DIRECTIONS:
Where a record contains an image, leave the image out and print the rest exactly.
(SUPPLIED RECORDS Opens)
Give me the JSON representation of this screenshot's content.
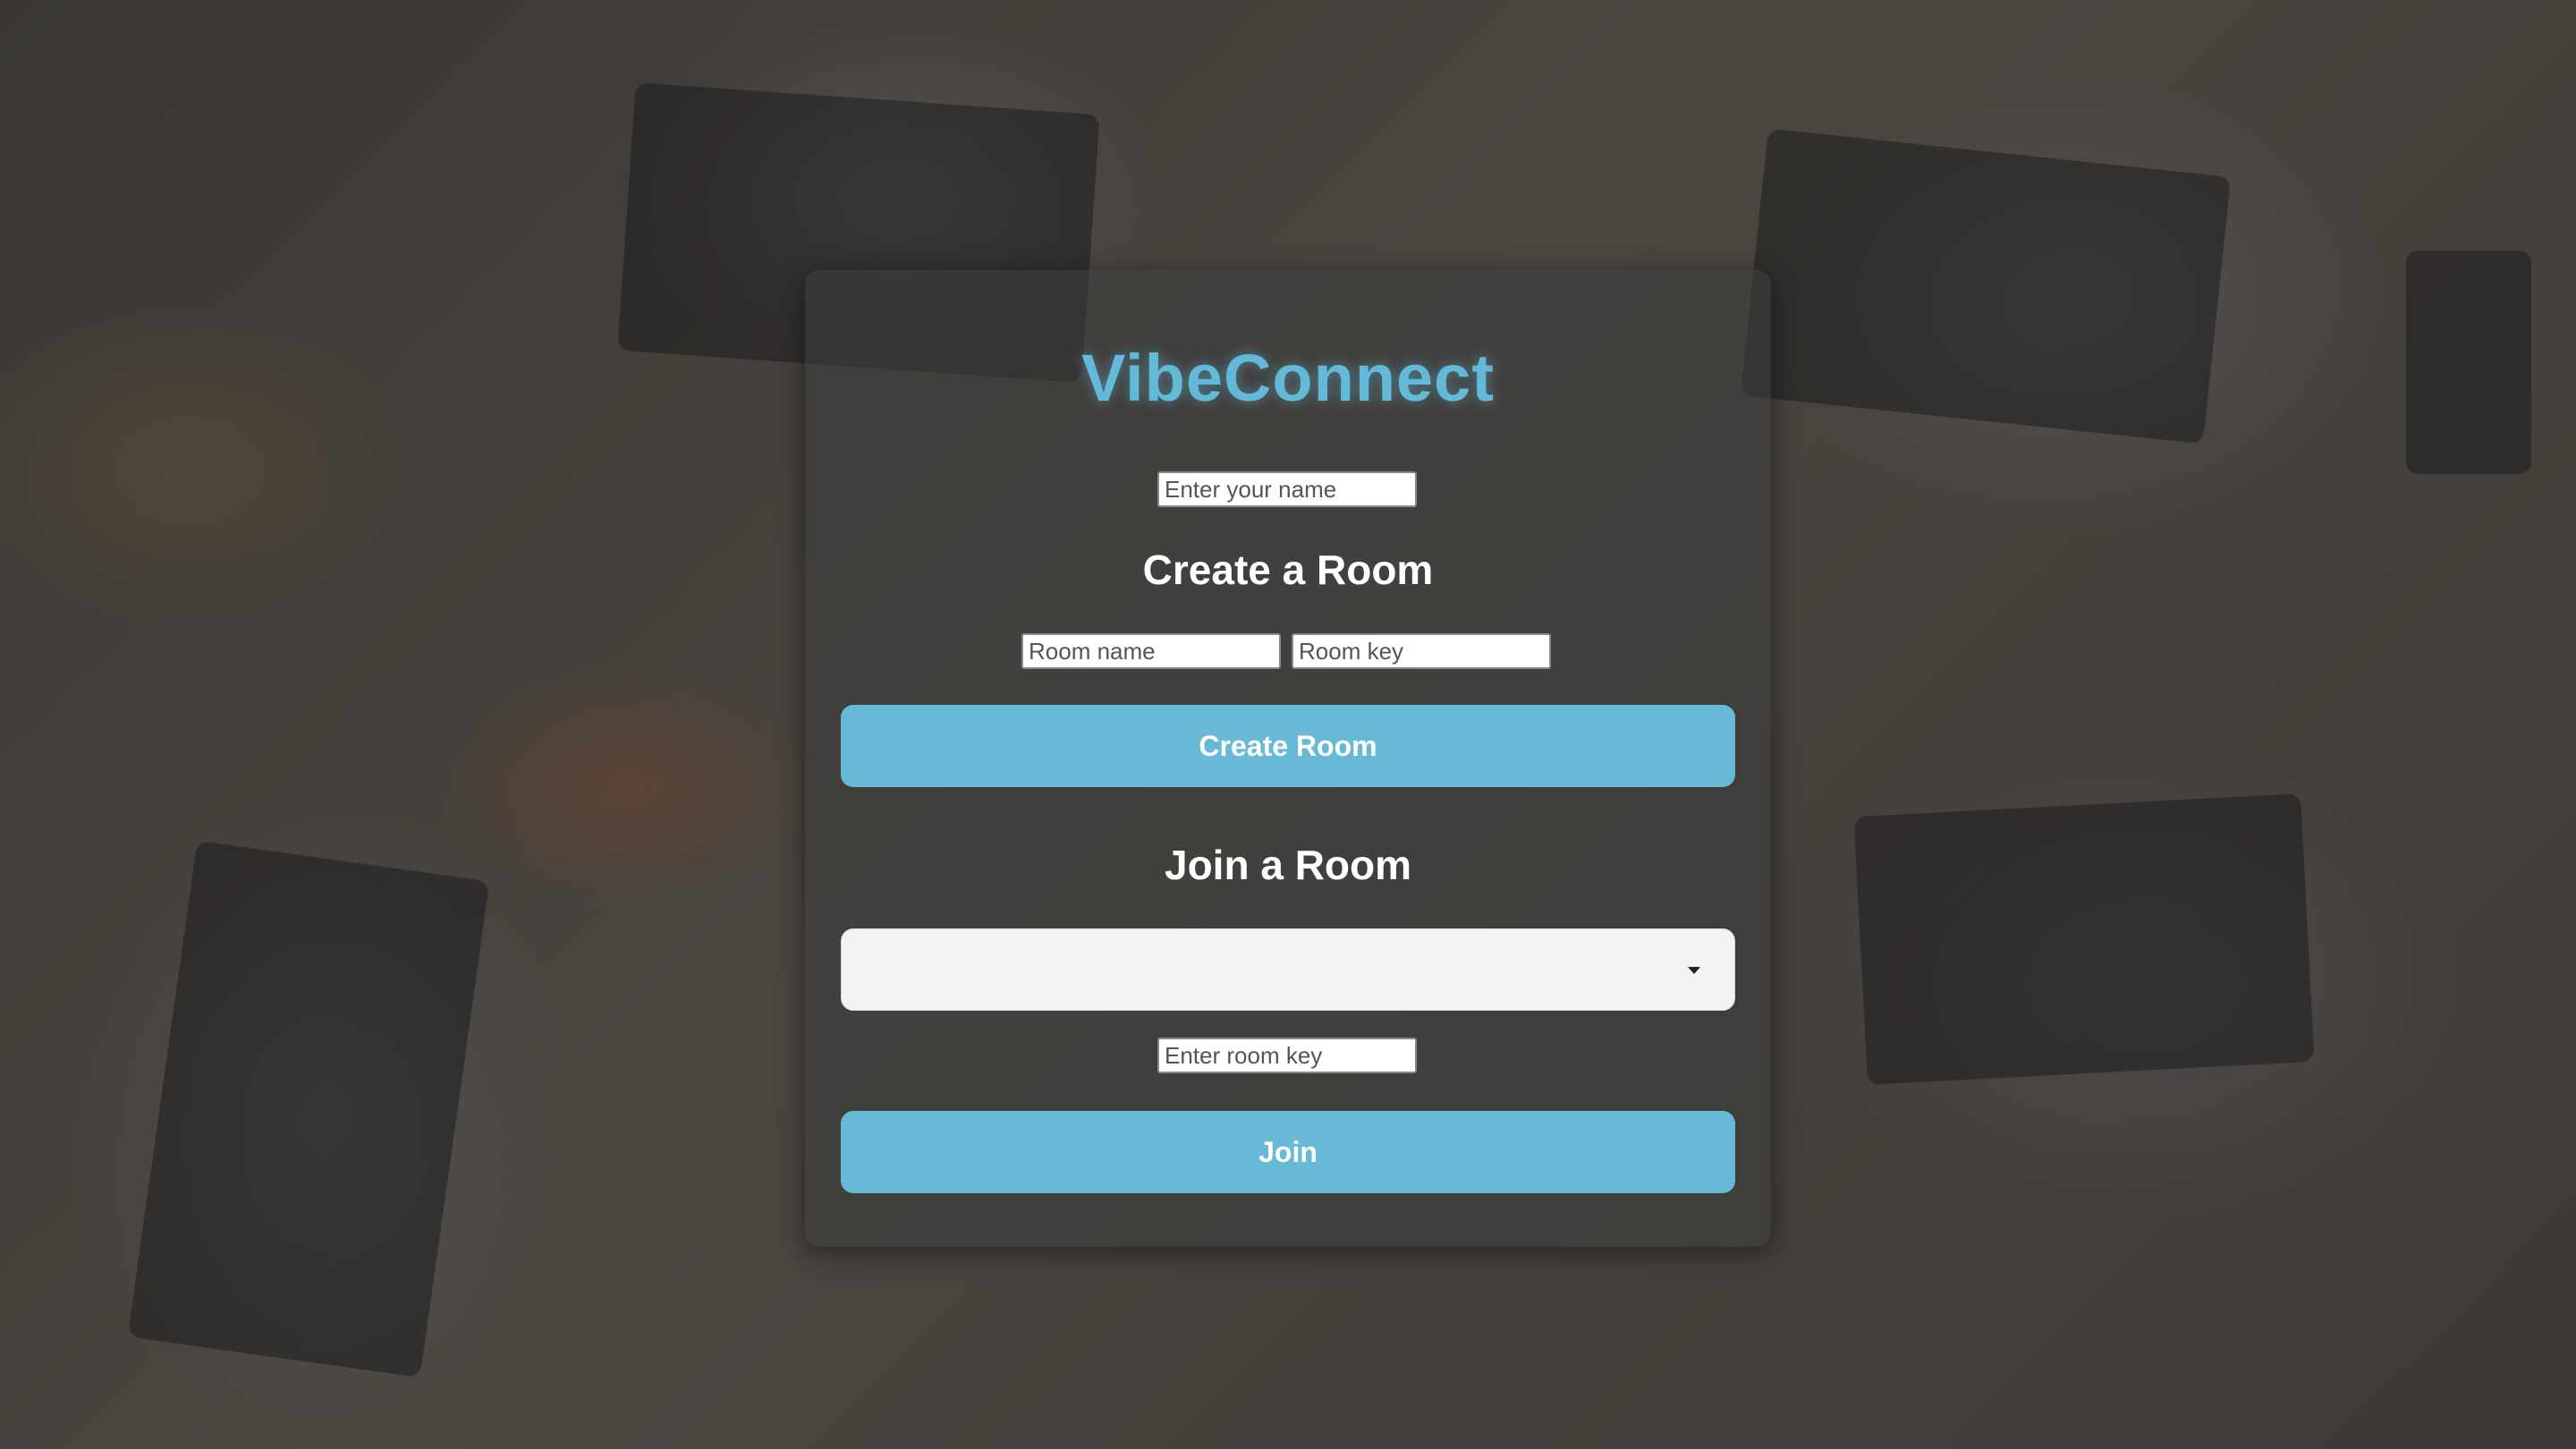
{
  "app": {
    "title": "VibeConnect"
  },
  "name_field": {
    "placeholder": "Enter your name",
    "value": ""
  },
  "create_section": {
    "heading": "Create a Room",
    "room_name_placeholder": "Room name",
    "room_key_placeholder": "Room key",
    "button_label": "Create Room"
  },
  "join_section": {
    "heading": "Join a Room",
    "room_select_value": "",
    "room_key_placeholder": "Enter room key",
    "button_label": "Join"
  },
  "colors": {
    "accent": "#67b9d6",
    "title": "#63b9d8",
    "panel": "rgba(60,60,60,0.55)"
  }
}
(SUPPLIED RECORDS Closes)
RESULT BELOW:
Give me the JSON representation of this screenshot's content.
{
  "app": {
    "title": "VibeConnect"
  },
  "name_field": {
    "placeholder": "Enter your name",
    "value": ""
  },
  "create_section": {
    "heading": "Create a Room",
    "room_name_placeholder": "Room name",
    "room_key_placeholder": "Room key",
    "button_label": "Create Room"
  },
  "join_section": {
    "heading": "Join a Room",
    "room_select_value": "",
    "room_key_placeholder": "Enter room key",
    "button_label": "Join"
  },
  "colors": {
    "accent": "#67b9d6",
    "title": "#63b9d8",
    "panel": "rgba(60,60,60,0.55)"
  }
}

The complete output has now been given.